The past year was a turbulent one for investors, especially for those of us focusing on ESG risks and themes.
A change in global economic conditions and the subsequent high inflation initiated by the Russian invasion of Ukraine, prompted a sell-off in sectors with high ESG scores like technology and healthcare, while energy and commodities, which are notable exclusions, rallied. This can be seen in the graph below showing the energy and commodity heavy UK index against the All World ESG index.
Figure 1: UK Large Cap Equities vs ESG Global Equities performance in 2022
Safe and defensive assets such as green bonds also capitulated in 2022, in one of the worst bear markets the asset class had ever experienced, adding to the pain of multi-assets investors. Putting all this together we can make sense of ESG performance in 2022, which has been below what we hoped but in line with unconstrained investments.
2022 will be remembered as a year of controversy and polarisation, the rise of “anti-woke” movements and lobbying against sustainable themes, especially in the US, has threatened progress made by governments, NGOs and big institutional investors in ESG matters.
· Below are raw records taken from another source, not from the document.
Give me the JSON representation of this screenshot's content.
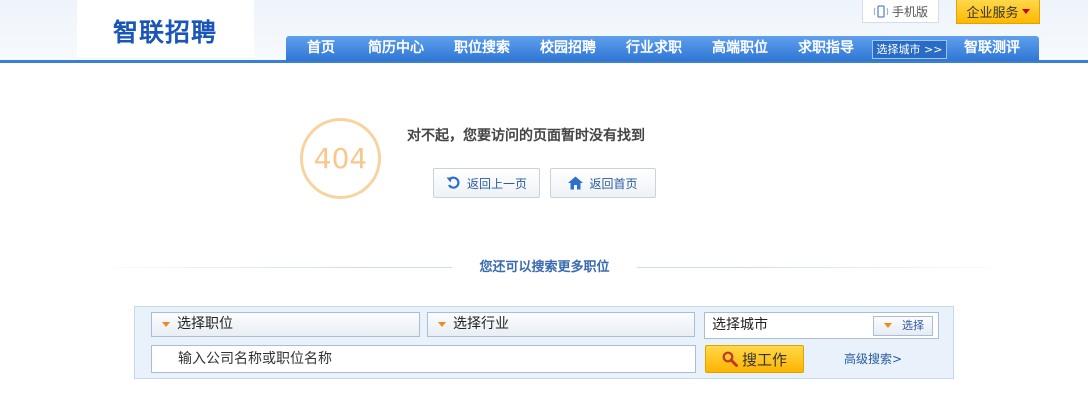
{
  "header": {
    "logo_text": "智联招聘",
    "mobile_label": "手机版",
    "enterprise_label": "企业服务"
  },
  "nav": {
    "items": [
      "首页",
      "简历中心",
      "职位搜索",
      "校园招聘",
      "行业求职",
      "高端职位",
      "求职指导"
    ],
    "city_button": "选择城市 >>",
    "last_item": "智联测评"
  },
  "error": {
    "code": "404",
    "message": "对不起，您要访问的页面暂时没有找到",
    "back_label": "返回上一页",
    "home_label": "返回首页"
  },
  "search": {
    "divider_text": "您还可以搜索更多职位",
    "job_select": "选择职位",
    "industry_select": "选择行业",
    "city_value": "选择城市",
    "city_button": "选择",
    "keyword_placeholder": "输入公司名称或职位名称",
    "search_button": "搜工作",
    "advanced_link": "高级搜索>"
  },
  "colors": {
    "nav_blue": "#3b7fd1",
    "accent_yellow": "#ffc619",
    "circle_orange": "#f8d39f"
  }
}
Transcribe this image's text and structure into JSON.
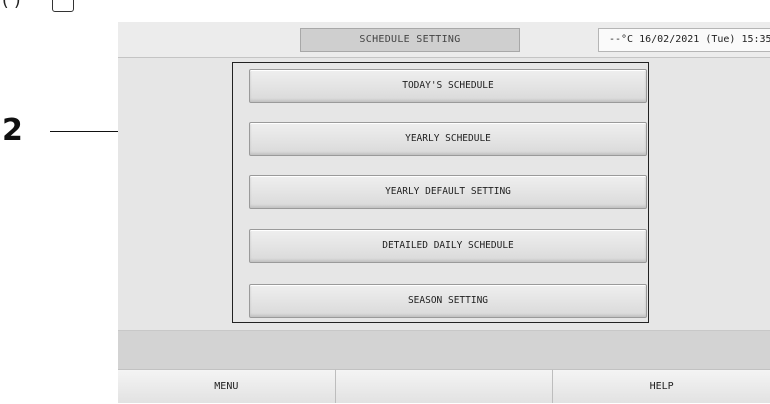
{
  "caption": {
    "text": "(          )"
  },
  "callout": {
    "number": "2"
  },
  "header": {
    "title": "SCHEDULE SETTING",
    "status": "--°C  16/02/2021 (Tue) 15:35"
  },
  "menu": {
    "items": [
      {
        "label": "TODAY'S SCHEDULE"
      },
      {
        "label": "YEARLY SCHEDULE"
      },
      {
        "label": "YEARLY DEFAULT SETTING"
      },
      {
        "label": "DETAILED DAILY SCHEDULE"
      },
      {
        "label": "SEASON SETTING"
      }
    ]
  },
  "footer": {
    "menu_label": "MENU",
    "middle_label": "",
    "help_label": "HELP"
  }
}
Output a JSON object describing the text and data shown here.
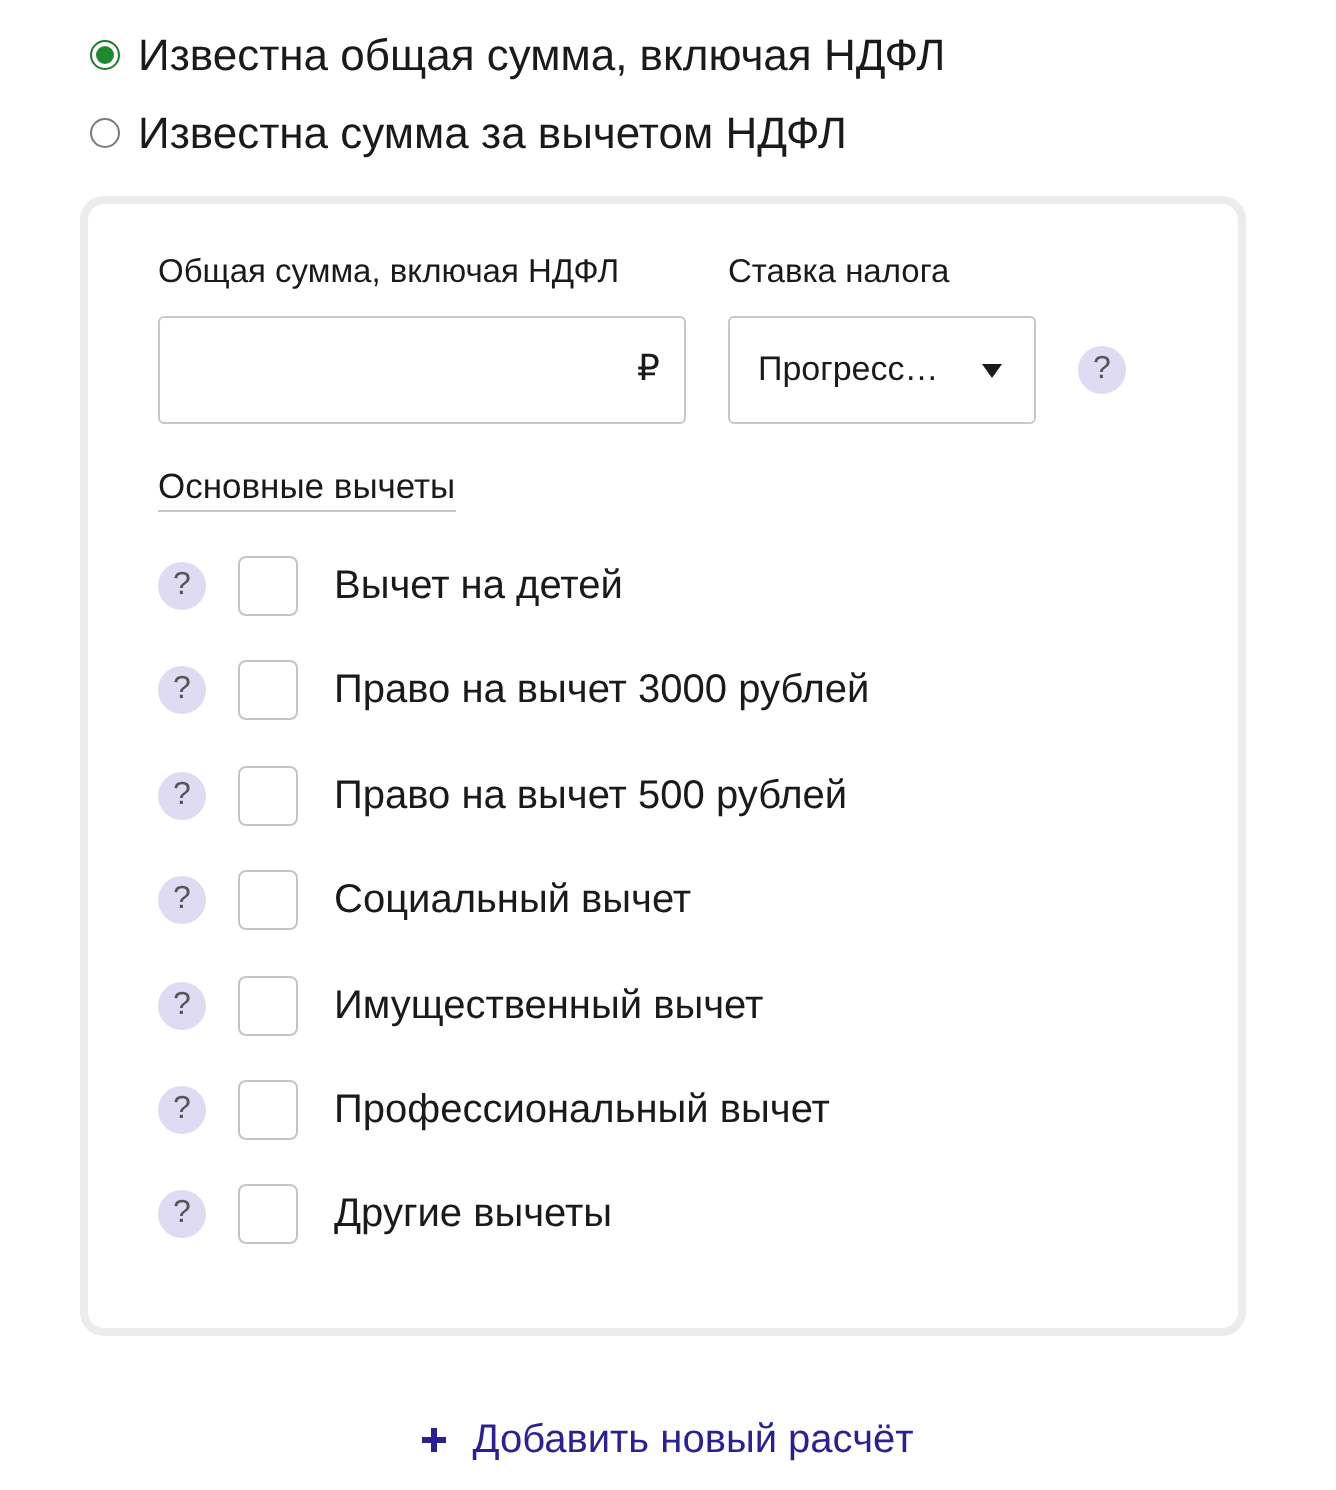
{
  "mode_options": [
    {
      "label": "Известна общая сумма, включая НДФЛ",
      "selected": true
    },
    {
      "label": "Известна сумма за вычетом НДФЛ",
      "selected": false
    }
  ],
  "form": {
    "amount": {
      "label": "Общая сумма, включая НДФЛ",
      "currency": "₽"
    },
    "rate": {
      "label": "Ставка налога",
      "value": "Прогресс…",
      "help": "?"
    },
    "deductions_title": "Основные вычеты",
    "deductions": [
      {
        "help": "?",
        "label": "Вычет на детей",
        "checked": false
      },
      {
        "help": "?",
        "label": "Право на вычет 3000 рублей",
        "checked": false
      },
      {
        "help": "?",
        "label": "Право на вычет 500 рублей",
        "checked": false
      },
      {
        "help": "?",
        "label": "Социальный вычет",
        "checked": false
      },
      {
        "help": "?",
        "label": "Имущественный вычет",
        "checked": false
      },
      {
        "help": "?",
        "label": "Профессиональный вычет",
        "checked": false
      },
      {
        "help": "?",
        "label": "Другие вычеты",
        "checked": false
      }
    ]
  },
  "add_button": {
    "label": "Добавить новый расчёт"
  }
}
Additionally, Florida pulled $2bn in assets from Blackrock Asset Management, to protest its support for sustainable investing, and Texas banned state contracts from going to financial institutions that “discriminate” against gun manufacturers and fossil fuel companies.
On the other hand, we witnessed important climate wins, with the election of Lula da Silva as the new president of Brazil, who has committed to protect the Amazon in a clear change of direction to his predecessor Jair Bolsonaro.
In the US, the approval of the Inflation Reduction Act, clears the way for hundreds of billions of spending on climate projects putting the US on a trajectory to significantly cut emissions by 20301.
While little progress was made by governments at COP27, supranational institutions and investors increased their ESG efforts throughout the year. The Norwegian sovereign fund committed to vote against companies lacking a net zero strategy and AXA reviewing their shareholders voting policy to promote diversity and representation on investee’s boards.
This dichotomy will likely persist over the coming years as ESG becomes more and more prominent in the policies of investors and governments alike. To some extent, resistance to change is key to every revolution, and although we expect a short-lived slowdown, we think it’s unlikely that this will translate into a major setback given the breadth and depth the trend has reached.
Transparency has been another key theme of the year, with initiatives coming from organizations but also from the public. Almost every developed market government has increased efforts to develop a consistent ESG nomenclature to facilitate investment flows, and an increasing number of websites are now disclosing information on climate and ethical conduct of business. Thanks to the effort of non-profit organisations, it is very easy to know where the most polluting companies operate, using satellite data and AI2 to track output, or even making sure businesses have actually cut ties with Russia following the invasion of Ukraine, courtesy of the Yale School of Management3.
In terms of the outlook for 2023, economists’ central case sees a slowdown in the pace of rate hikes from central banks, which could cause a mild reversion of what we have seen last year. If this happens we would expect stocks with longer duration such as utilities and technology benefitting from this trend, raising the expected return for sustainability-themed investments.
A decline in inflation in 2023 and a more resilient than expected global growth would also mean a rally in cyclicals such as semiconductors and industrials. As always, risks remain and, in this context, could materialise if energy continues to outperform as a sector, given the inevitable exclusion from sustainability-themed funds.
Head of Research
1 The reduction is projected to be 40% by 2030 compared to 2005 levels
2 Available at www.climatetrace.org
3Available at https://som.yale.edu/story/2022/over-1000-companies-have-curtailed-operations-russia-some-remain